Ambition, thy name is Karl.
Not only did the Kaiser create a spectacular set inside the Grand Palais, but he also doubled down on collections. Indeed, Fall 2015 Couture at Chanel offered a chance for a winning combination wherein Lagerfeld showcased 67 couture looks and unleashed a reissue of high-jewelry pieces from the 1932 collection ‘Bijoux de Diamants’.
An impressive roster of A-list celebrities, including Kristen Stewart, Julianne Moore, and Rita Ora, populated the stage’s central tables, dripping in diamonds from the collection and outfitted in custom, individual designs. As if this amalgam of set, celebrity, and fantasy weren’t enough, Lagerfeld also managed to turn out a gorgeous collection that ran the gamut from iconic suits and geisha gowns to flapper slip dresses and Pilgrim frocks. Onlookers certainly had plenty to talk about after the show.
For those not easily distracted by the twin flames of stardom and beauty, the collection itself held unique design interest. In Belgium, Lagerfeld forged the brand’s signature suits that populated the beginning of the show by using a technique called “selective laser sintering” on a 3-D computer. Although the ten suits that opened the show were instantly recognizable as the works of Chanel, there was something iridescent and futuristic about the sturdiness of their quilted, mesh sleeves and synthetic shine. While their structure was machine made, they were still lined and decorated by hand, which kept them firmly on couture footing (according to very strict measures set in place by industry law). The mood quickly changed as more familiar sights passed our eyes: there were stunning bouclé tweeds crafted by famed embroidery house Lesage, exquisitely intricate “mosaics” made from tweed tiles that cropped up along hemlines, fully feathered looks crafted by Maison Lemarié, and lush silks dotted with pinpricks of pearls and spiky paillettes.
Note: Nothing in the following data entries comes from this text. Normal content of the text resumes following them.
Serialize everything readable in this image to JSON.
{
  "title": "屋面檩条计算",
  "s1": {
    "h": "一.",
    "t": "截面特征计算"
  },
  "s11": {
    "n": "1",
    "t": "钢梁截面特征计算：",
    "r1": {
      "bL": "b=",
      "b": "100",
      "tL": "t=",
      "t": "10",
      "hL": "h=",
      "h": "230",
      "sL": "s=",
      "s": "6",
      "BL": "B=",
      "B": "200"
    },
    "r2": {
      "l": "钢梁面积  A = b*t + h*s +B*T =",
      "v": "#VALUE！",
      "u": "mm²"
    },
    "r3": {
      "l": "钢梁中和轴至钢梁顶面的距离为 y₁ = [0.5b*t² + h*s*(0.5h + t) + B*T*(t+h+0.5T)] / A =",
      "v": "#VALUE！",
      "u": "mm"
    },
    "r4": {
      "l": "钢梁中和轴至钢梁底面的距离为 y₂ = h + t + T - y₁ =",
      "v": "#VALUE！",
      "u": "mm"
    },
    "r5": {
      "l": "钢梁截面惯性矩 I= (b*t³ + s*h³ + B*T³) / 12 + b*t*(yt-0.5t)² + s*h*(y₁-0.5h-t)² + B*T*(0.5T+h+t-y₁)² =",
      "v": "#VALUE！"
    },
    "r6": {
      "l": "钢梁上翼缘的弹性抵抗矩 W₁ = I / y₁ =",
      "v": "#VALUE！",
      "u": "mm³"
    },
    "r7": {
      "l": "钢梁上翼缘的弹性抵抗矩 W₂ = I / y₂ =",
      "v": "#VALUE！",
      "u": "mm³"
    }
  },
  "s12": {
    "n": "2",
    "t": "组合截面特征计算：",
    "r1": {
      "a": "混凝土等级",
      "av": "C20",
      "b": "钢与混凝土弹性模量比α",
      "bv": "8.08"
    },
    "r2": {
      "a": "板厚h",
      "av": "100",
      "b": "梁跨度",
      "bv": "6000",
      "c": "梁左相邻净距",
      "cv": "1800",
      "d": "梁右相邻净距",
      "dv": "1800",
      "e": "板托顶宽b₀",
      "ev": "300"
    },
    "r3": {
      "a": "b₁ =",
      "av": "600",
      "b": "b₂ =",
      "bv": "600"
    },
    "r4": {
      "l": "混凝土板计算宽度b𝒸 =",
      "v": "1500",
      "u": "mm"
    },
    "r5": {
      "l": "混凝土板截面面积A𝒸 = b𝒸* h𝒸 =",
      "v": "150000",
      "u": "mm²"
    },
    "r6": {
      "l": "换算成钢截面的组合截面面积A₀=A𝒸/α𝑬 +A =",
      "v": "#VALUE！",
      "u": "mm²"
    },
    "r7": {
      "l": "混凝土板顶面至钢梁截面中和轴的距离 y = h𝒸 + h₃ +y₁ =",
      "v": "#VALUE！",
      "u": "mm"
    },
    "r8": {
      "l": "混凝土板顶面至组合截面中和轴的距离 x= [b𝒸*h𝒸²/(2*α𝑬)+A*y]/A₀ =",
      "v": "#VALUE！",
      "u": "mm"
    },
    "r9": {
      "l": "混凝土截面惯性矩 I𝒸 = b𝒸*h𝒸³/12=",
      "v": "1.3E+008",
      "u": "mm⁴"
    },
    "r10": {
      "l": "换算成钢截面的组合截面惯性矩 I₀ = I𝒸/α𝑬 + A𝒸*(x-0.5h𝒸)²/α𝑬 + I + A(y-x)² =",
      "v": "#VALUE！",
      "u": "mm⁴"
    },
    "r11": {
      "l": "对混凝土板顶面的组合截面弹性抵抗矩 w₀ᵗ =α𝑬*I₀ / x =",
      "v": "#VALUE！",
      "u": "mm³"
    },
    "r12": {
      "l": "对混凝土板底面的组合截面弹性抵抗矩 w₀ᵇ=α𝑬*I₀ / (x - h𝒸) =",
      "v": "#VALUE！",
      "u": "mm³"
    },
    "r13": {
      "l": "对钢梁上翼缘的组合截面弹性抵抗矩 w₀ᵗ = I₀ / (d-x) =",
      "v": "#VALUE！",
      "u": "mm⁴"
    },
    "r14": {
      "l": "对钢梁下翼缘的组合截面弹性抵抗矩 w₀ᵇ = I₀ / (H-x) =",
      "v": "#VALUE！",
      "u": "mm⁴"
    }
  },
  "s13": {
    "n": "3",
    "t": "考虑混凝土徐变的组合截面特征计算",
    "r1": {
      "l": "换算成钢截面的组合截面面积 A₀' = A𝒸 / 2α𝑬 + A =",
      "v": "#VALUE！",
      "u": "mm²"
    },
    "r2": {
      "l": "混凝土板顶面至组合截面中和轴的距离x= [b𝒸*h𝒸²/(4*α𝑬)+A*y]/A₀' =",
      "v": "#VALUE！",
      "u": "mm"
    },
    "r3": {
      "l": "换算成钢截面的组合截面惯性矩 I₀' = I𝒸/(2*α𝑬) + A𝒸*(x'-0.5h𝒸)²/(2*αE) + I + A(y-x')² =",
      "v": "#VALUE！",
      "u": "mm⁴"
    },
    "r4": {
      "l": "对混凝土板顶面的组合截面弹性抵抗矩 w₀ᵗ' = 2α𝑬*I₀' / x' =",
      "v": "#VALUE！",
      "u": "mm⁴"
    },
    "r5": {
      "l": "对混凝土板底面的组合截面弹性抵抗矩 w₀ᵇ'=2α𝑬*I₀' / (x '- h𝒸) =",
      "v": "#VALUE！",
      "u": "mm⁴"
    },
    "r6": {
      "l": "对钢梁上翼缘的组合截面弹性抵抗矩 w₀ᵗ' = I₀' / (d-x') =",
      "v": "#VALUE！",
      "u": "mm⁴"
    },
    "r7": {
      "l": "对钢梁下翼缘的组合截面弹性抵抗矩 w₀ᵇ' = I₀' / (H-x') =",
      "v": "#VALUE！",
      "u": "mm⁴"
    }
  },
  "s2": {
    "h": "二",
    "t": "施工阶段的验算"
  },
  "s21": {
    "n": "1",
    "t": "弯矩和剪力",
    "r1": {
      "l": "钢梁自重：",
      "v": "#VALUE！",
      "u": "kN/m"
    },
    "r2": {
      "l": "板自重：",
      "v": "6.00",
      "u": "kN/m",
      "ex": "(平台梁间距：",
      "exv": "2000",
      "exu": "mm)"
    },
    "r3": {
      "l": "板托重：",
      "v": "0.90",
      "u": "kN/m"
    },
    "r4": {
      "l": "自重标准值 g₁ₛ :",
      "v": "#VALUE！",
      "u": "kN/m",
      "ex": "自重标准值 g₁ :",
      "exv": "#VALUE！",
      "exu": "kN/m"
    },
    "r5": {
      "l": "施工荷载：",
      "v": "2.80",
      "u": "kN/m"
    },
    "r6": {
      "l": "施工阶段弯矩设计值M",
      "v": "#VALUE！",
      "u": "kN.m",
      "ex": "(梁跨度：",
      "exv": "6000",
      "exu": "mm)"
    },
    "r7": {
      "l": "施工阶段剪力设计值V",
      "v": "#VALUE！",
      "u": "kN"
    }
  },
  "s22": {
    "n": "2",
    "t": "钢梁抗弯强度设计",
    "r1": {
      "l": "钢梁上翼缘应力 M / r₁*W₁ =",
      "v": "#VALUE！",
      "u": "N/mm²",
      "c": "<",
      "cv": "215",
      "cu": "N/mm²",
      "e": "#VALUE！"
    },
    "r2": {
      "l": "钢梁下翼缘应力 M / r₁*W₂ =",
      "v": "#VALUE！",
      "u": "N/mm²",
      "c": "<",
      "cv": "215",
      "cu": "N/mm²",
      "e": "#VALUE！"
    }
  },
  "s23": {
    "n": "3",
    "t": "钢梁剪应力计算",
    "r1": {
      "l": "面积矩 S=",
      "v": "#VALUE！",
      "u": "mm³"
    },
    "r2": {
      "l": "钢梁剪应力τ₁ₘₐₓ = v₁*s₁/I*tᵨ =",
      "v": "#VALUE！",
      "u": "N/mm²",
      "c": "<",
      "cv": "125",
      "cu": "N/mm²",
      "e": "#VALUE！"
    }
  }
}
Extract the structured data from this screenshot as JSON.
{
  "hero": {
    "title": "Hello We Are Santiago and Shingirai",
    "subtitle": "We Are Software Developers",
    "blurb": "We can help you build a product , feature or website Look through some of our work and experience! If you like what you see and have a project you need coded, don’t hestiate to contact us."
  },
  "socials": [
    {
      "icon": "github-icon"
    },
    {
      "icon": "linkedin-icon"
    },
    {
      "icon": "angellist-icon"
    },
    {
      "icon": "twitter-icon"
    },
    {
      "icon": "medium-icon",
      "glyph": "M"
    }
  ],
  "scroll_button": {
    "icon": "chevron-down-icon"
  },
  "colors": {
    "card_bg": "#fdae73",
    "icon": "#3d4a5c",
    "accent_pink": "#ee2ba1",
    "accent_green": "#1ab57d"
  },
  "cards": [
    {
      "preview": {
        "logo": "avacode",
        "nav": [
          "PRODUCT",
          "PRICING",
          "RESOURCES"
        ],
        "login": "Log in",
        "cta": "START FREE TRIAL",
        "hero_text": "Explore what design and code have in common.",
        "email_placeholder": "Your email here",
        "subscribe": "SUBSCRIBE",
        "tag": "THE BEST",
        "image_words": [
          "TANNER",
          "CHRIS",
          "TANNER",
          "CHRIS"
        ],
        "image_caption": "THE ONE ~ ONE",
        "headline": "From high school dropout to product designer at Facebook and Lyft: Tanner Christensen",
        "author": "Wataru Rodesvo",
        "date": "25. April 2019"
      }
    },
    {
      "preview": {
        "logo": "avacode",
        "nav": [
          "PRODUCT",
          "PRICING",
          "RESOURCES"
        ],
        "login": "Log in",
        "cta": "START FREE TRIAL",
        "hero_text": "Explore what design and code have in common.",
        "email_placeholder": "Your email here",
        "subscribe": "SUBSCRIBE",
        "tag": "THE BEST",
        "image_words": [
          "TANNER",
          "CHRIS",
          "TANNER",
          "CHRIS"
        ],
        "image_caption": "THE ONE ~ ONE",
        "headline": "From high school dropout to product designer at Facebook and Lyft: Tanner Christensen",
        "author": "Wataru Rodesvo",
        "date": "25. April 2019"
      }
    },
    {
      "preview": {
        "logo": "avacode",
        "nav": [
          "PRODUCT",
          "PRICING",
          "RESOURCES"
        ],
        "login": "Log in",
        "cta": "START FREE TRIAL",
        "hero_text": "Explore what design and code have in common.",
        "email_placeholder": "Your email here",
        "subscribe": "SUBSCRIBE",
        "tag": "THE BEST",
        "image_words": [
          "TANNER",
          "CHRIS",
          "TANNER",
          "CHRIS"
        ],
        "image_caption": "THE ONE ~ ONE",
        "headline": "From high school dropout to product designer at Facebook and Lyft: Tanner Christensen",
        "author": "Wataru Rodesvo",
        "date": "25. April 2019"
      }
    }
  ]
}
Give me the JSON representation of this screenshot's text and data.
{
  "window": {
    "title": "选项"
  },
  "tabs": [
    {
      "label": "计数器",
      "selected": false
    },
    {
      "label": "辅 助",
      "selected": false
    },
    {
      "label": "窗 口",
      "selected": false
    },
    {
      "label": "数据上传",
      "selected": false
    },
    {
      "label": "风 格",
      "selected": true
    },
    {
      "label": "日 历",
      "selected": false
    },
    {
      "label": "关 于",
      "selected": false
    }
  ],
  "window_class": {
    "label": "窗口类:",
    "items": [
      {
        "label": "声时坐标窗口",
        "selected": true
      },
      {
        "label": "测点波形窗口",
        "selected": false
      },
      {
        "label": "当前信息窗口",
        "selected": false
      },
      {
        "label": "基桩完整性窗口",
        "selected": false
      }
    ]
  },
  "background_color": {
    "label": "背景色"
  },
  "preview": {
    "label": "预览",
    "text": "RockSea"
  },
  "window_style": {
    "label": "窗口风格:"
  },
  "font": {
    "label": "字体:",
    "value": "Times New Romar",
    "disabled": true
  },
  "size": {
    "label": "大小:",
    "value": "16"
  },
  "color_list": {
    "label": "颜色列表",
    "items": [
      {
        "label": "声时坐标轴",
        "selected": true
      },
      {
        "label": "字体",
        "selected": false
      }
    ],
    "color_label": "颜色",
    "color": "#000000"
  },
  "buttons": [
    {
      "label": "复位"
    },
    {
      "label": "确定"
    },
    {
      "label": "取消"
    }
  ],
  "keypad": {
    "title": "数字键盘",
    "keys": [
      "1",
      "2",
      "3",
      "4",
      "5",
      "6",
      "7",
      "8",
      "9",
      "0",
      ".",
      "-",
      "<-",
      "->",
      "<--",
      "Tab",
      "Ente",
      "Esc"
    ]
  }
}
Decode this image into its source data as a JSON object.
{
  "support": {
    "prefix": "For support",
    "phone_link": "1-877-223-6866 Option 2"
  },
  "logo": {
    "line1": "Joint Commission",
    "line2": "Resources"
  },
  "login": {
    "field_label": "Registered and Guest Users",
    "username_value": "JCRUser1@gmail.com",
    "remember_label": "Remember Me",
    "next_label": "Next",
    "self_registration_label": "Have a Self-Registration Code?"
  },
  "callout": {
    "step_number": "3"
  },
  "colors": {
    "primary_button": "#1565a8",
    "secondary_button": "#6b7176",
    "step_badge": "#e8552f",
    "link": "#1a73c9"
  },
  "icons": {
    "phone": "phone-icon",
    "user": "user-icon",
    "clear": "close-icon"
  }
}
While roulette wheels spun in the background, Chanel’s couture designs calmly circulated the floor. There were fanciful strapless gowns made from a woven confetti material, lacquered leather cap-sleeved dresses interrupted by a swath of tiered feathers, frothy chiffon frocks, flimsy Lurex slip dresses, and so much more. Chanel’s noir gowns were especially gorgeous — as ornamental as a Vegas showgirl, but a thousand times more expensive. They came draped with chandelier ropes, scored with jet-black beading, and fluffed with frilly layers. There was much ado about Kendall Jenner’s closing look — a bridal pantsuit with a gauzy train emanating from the shoulders — but, after all the haphazard opulence of preceding looks, it felt rather plain. Having said that, after such a recherché display, Lagerfeld could have gotten away with a closing look made of sackcloth and ashes.
After all, fashion can be a high-stakes game, but in the cercle privé everyone wins.
Photos: Courtesy of Imaxtree